• **WHAT YOU HAVE TO DO**: Output every line of the listing as it stands.
---+---
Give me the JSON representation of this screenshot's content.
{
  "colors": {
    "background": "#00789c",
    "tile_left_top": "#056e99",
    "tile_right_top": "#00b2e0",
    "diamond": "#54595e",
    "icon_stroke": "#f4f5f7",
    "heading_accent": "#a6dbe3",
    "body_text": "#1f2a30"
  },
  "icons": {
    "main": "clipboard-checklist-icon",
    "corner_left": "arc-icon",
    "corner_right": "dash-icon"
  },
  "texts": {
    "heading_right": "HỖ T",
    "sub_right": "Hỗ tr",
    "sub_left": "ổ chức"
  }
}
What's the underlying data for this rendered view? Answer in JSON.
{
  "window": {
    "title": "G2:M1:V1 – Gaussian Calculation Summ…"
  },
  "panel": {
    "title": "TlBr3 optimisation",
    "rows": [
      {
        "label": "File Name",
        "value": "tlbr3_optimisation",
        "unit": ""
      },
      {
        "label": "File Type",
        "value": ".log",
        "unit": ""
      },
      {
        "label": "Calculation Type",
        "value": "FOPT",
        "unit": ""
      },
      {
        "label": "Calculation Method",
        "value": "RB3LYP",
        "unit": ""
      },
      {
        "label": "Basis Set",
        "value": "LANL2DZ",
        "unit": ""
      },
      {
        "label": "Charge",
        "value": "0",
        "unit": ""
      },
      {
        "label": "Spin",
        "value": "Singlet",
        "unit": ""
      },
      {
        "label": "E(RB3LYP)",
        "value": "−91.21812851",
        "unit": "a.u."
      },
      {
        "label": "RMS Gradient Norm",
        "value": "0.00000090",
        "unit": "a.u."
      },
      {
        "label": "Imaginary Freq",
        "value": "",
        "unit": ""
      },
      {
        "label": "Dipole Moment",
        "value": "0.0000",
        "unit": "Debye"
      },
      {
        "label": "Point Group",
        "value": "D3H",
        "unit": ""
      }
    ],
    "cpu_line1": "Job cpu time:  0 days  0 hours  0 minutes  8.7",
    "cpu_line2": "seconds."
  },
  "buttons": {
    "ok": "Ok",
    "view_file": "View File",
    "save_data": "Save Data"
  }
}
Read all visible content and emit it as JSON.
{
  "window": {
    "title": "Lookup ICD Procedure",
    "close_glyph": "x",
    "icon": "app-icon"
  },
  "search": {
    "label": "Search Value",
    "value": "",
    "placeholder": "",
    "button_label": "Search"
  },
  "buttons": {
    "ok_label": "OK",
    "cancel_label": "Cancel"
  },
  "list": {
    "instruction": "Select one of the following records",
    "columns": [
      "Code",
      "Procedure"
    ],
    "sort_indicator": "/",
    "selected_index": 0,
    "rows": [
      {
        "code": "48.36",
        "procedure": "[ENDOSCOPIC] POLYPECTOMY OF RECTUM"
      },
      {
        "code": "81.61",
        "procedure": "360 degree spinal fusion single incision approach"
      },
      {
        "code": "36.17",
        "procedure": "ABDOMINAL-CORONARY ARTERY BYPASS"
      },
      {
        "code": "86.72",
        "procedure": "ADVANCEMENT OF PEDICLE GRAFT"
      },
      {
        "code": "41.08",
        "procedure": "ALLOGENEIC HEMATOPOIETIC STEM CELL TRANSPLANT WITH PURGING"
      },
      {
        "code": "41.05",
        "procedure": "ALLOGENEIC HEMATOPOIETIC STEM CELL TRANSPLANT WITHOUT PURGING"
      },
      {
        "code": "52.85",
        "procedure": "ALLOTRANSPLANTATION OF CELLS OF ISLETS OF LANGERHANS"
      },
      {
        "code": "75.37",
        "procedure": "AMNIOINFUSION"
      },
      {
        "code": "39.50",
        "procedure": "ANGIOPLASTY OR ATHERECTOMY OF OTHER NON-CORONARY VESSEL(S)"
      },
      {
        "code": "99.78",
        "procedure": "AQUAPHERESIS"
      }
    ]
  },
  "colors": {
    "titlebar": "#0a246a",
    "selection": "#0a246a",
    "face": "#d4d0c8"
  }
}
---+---
• **RESULT FOR THIS EXERCISE**:
Give me the JSON representation of this screenshot's content.
{
  "colors": {
    "background": "#00789c",
    "tile_left_top": "#056e99",
    "tile_right_top": "#00b2e0",
    "diamond": "#54595e",
    "icon_stroke": "#f4f5f7",
    "heading_accent": "#a6dbe3",
    "body_text": "#1f2a30"
  },
  "icons": {
    "main": "clipboard-checklist-icon",
    "corner_left": "arc-icon",
    "corner_right": "dash-icon"
  },
  "texts": {
    "heading_right": "HỖ T",
    "sub_right": "Hỗ tr",
    "sub_left": "ổ chức"
  }
}
What's the underlying data for this rendered view? Answer in JSON.
{
  "window": {
    "title": "G2:M1:V1 – Gaussian Calculation Summ…"
  },
  "panel": {
    "title": "TlBr3 optimisation",
    "rows": [
      {
        "label": "File Name",
        "value": "tlbr3_optimisation",
        "unit": ""
      },
      {
        "label": "File Type",
        "value": ".log",
        "unit": ""
      },
      {
        "label": "Calculation Type",
        "value": "FOPT",
        "unit": ""
      },
      {
        "label": "Calculation Method",
        "value": "RB3LYP",
        "unit": ""
      },
      {
        "label": "Basis Set",
        "value": "LANL2DZ",
        "unit": ""
      },
      {
        "label": "Charge",
        "value": "0",
        "unit": ""
      },
      {
        "label": "Spin",
        "value": "Singlet",
        "unit": ""
      },
      {
        "label": "E(RB3LYP)",
        "value": "−91.21812851",
        "unit": "a.u."
      },
      {
        "label": "RMS Gradient Norm",
        "value": "0.00000090",
        "unit": "a.u."
      },
      {
        "label": "Imaginary Freq",
        "value": "",
        "unit": ""
      },
      {
        "label": "Dipole Moment",
        "value": "0.0000",
        "unit": "Debye"
      },
      {
        "label": "Point Group",
        "value": "D3H",
        "unit": ""
      }
    ],
    "cpu_line1": "Job cpu time:  0 days  0 hours  0 minutes  8.7",
    "cpu_line2": "seconds."
  },
  "buttons": {
    "ok": "Ok",
    "view_file": "View File",
    "save_data": "Save Data"
  }
}
Read all visible content and emit it as JSON.
{
  "window": {
    "title": "Lookup ICD Procedure",
    "close_glyph": "x",
    "icon": "app-icon"
  },
  "search": {
    "label": "Search Value",
    "value": "",
    "placeholder": "",
    "button_label": "Search"
  },
  "buttons": {
    "ok_label": "OK",
    "cancel_label": "Cancel"
  },
  "list": {
    "instruction": "Select one of the following records",
    "columns": [
      "Code",
      "Procedure"
    ],
    "sort_indicator": "/",
    "selected_index": 0,
    "rows": [
      {
        "code": "48.36",
        "procedure": "[ENDOSCOPIC] POLYPECTOMY OF RECTUM"
      },
      {
        "code": "81.61",
        "procedure": "360 degree spinal fusion single incision approach"
      },
      {
        "code": "36.17",
        "procedure": "ABDOMINAL-CORONARY ARTERY BYPASS"
      },
      {
        "code": "86.72",
        "procedure": "ADVANCEMENT OF PEDICLE GRAFT"
      },
      {
        "code": "41.08",
        "procedure": "ALLOGENEIC HEMATOPOIETIC STEM CELL TRANSPLANT WITH PURGING"
      },
      {
        "code": "41.05",
        "procedure": "ALLOGENEIC HEMATOPOIETIC STEM CELL TRANSPLANT WITHOUT PURGING"
      },
      {
        "code": "52.85",
        "procedure": "ALLOTRANSPLANTATION OF CELLS OF ISLETS OF LANGERHANS"
      },
      {
        "code": "75.37",
        "procedure": "AMNIOINFUSION"
      },
      {
        "code": "39.50",
        "procedure": "ANGIOPLASTY OR ATHERECTOMY OF OTHER NON-CORONARY VESSEL(S)"
      },
      {
        "code": "99.78",
        "procedure": "AQUAPHERESIS"
      }
    ]
  },
  "colors": {
    "titlebar": "#0a246a",
    "selection": "#0a246a",
    "face": "#d4d0c8"
  }
}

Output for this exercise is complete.